How is Florida recruiting compared to its rivals?
Currently, 247Sports has 5-star tackle Nicholas Petit-Frere, 4-star corner Noah Boykin, 4-star defensive end Dorian Gerald and 4-star wide receiver Jacob Copeland all leaning towards the Gators.
Assuming 4-star tackle Richard Gouraige maintains his commitment, that would put the blue chip count for Mullen in 2018 at 13, above the totals for Zook (9), Meyer (7) and Muschamp (12). It would also be well above McElwain’s total of 5 in 2015.
It is that last total that really makes Florida look bad compared to its main rivals from a talent perspective.
If nobody was allowed to sign any other players and the recruiting period ended today, the above chart shows where the rivals would stand from 2015-2018. There’s a reason that Florida has lost 5 straight to FSU. It’s also a testament to the coaching abilities of Mark Richt and Butch Jones that Florida has been able to go 6-2 against those two.
The good news is that Florida has the potential to out-recruit these three heading down the stretch. If the above mentioned players end up at Florida, that likely ends up as a top-12 class.
The bad news is that it barely moves the needle because of the previous regime. Even with a borderline-elite transition class, the Gators average class from 2015-2018 would be 13.8 nationally with 9.3 blue chips.
The reality is that Mullen is going to have to plug some holes in 2018 and hope for a little bit of luck to be a top-10 team. More likely is a team ranked in the 15-20 range, as that is the talent profile of the team.
And that’s where the case that I outlined for Mullen as more like Urban Meyer instead of Jim McElwain becomes important from a recruiting perspective. Meyer, Muschamp and Zook averaged the 2nd ranked national class, 1st in the SEC and 16 blue chip recruits in their second season at the helm. If Mullen is already outperforming them in his first year, I think that’s a reasonable expectation for year two.
And that changes the numbers significantly, as Florida would have an average national ranking of 9.0 with an average blue chip count of 12. That’s a team with top-10 talent. It also means that there should be about 24 contributors with blue chip talent and the team can sustain a couple of injuries and still excel.
Everyone – including myself – is going to get caught up in who signs to come to Gainesville in 2018 on February 7. But the reality is that whether Mullen signs 9 blue chips or 15 blue chips, there is going to be a significant talent deficit compared to the major rivals, and much of the SEC.
The good news is that Mullen appears capable of closing that gap relatively quickly.
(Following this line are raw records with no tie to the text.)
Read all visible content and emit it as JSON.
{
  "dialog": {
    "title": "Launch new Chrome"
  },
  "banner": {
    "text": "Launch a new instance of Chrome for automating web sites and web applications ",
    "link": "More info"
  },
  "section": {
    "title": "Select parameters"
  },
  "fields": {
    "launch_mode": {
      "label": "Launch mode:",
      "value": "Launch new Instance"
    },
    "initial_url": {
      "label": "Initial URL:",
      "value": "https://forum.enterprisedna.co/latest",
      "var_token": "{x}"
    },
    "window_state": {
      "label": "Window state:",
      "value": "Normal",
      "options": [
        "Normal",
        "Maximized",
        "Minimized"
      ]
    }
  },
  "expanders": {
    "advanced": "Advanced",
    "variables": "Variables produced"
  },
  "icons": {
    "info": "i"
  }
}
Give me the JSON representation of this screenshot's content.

The bad news is that he can’t do it with one class, particularly getting involved late in the game.
That doesn’t mean this class is unimportant. But it does mean that the success or failure of the program does not hinge on one guy. If Jacob Copeland decides to go elsewhere, the Gators will be alright. The same is true for Petit-Frere or Gouraige.
The important thing is that the entire program is trending in the right direction. Mullen is getting these guys to campus. Whether that turns into a windfall in 2018 is less important than the fact that they have visited. With more time in 2019, he’s likely going to be able to draw an elite talent pool to The Swamp.
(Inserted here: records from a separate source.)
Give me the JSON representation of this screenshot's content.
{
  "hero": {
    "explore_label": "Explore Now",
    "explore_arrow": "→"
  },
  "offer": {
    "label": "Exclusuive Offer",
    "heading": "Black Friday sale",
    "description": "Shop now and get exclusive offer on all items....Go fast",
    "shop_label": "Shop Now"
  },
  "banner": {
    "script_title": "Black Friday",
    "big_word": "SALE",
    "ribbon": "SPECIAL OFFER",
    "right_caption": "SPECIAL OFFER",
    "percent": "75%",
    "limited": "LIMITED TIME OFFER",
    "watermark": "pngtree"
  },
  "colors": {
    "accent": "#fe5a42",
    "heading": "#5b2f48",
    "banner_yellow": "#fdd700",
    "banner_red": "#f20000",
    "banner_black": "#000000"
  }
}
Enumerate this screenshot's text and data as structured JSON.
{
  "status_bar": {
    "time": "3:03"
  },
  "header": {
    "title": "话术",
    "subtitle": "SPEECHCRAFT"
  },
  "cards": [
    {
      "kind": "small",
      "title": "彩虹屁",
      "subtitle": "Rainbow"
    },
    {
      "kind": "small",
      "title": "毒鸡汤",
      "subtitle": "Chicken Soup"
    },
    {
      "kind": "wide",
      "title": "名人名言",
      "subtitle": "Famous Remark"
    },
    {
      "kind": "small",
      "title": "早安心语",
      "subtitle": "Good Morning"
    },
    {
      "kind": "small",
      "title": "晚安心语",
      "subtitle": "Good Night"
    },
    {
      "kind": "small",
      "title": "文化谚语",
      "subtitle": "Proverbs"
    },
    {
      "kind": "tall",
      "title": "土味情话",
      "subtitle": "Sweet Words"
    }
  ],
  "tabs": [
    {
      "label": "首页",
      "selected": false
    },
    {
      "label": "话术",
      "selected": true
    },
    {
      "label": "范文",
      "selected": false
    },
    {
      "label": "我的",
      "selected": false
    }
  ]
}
But he may still be able to do that this season as well. Remember how I mentioned that McElwain used 3-star recruits to bolster his overall recruiting ranking in 2015? Mullen hasn’t done that much at all in 2018, as he only has seven 3-star commits.
So whether the national ranking is 7th or 13th is really immaterial. Mullen is overseeing a talent upgrade, and it is significant. If he can hold onto the guys I’ve mentioned and flip linebacker Andrew Chatfield or defensive tackle Nesta Silvera, it becomes not just an elite transition class but an elite class.
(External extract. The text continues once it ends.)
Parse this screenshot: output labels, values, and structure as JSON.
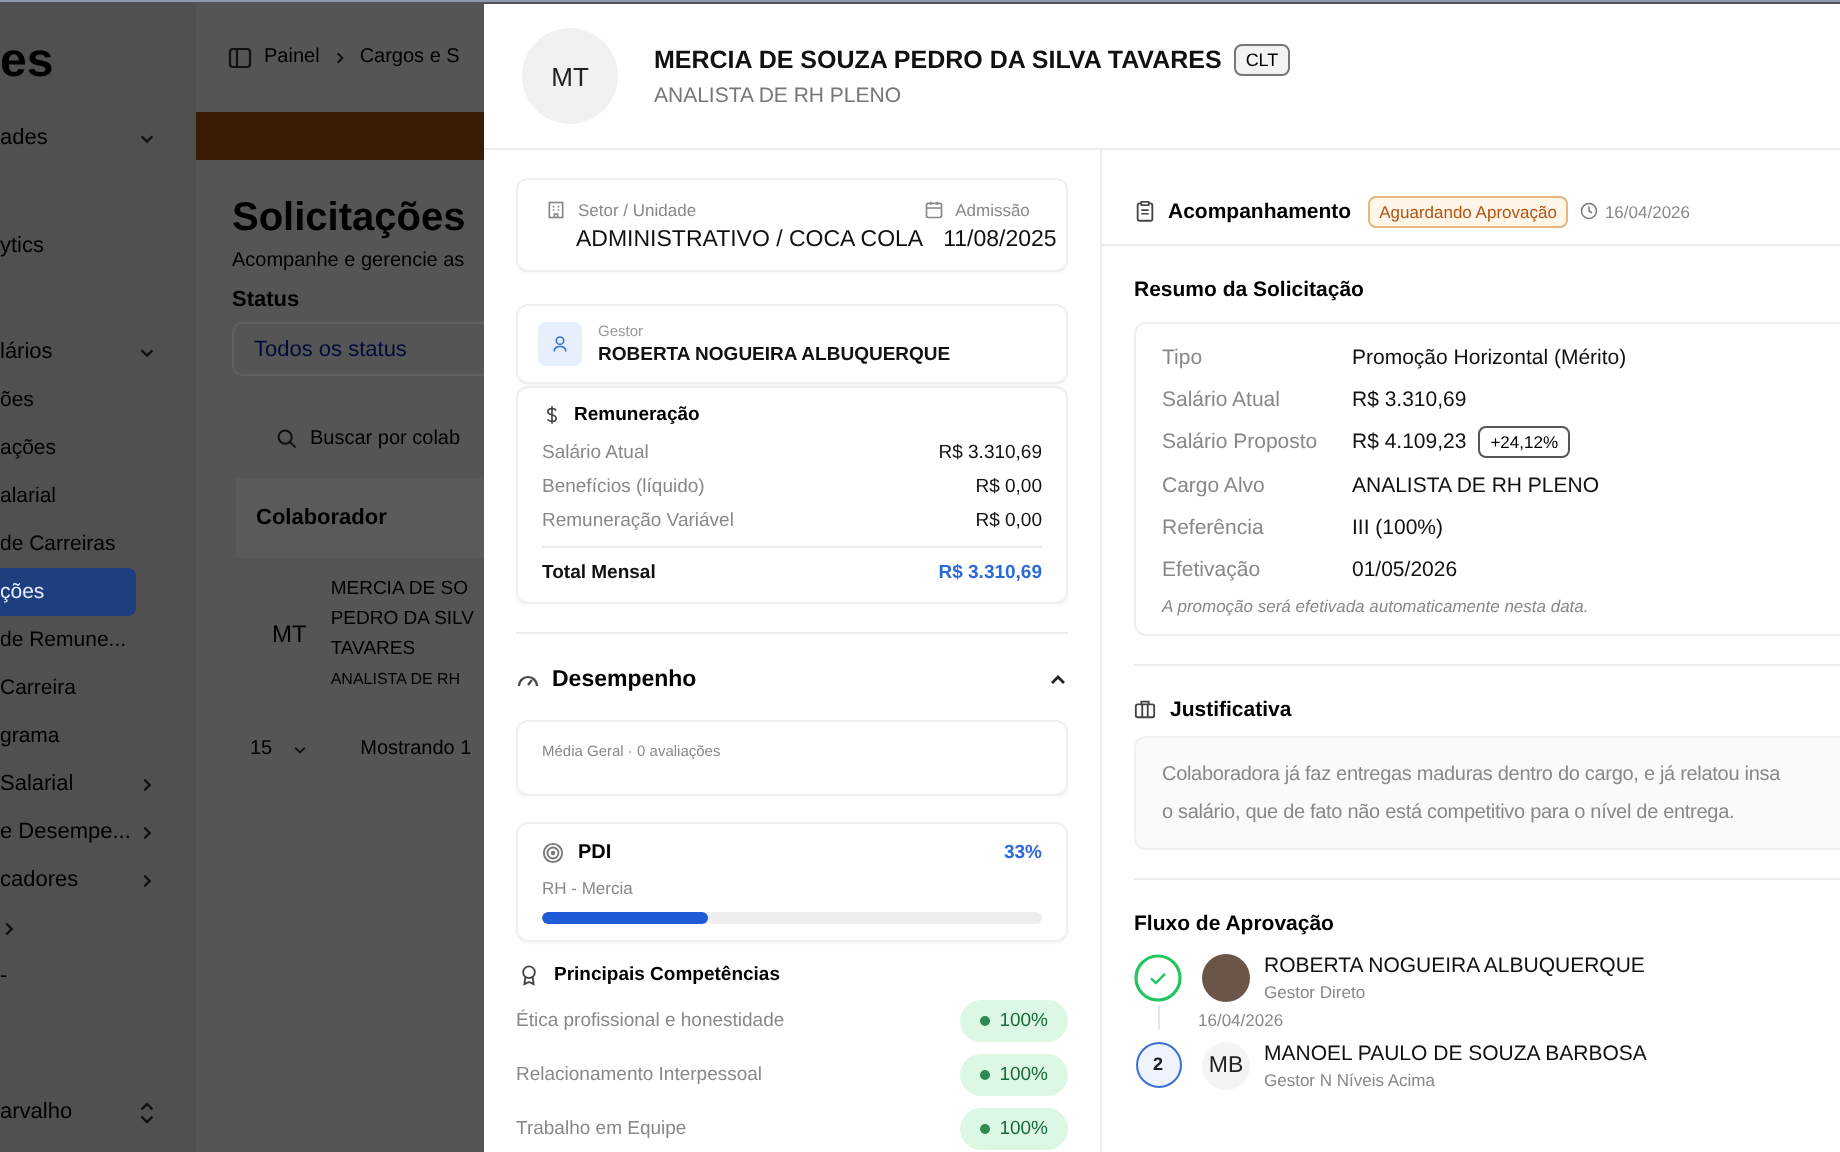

And that’s something we haven’t seen in Gainesville in a long time.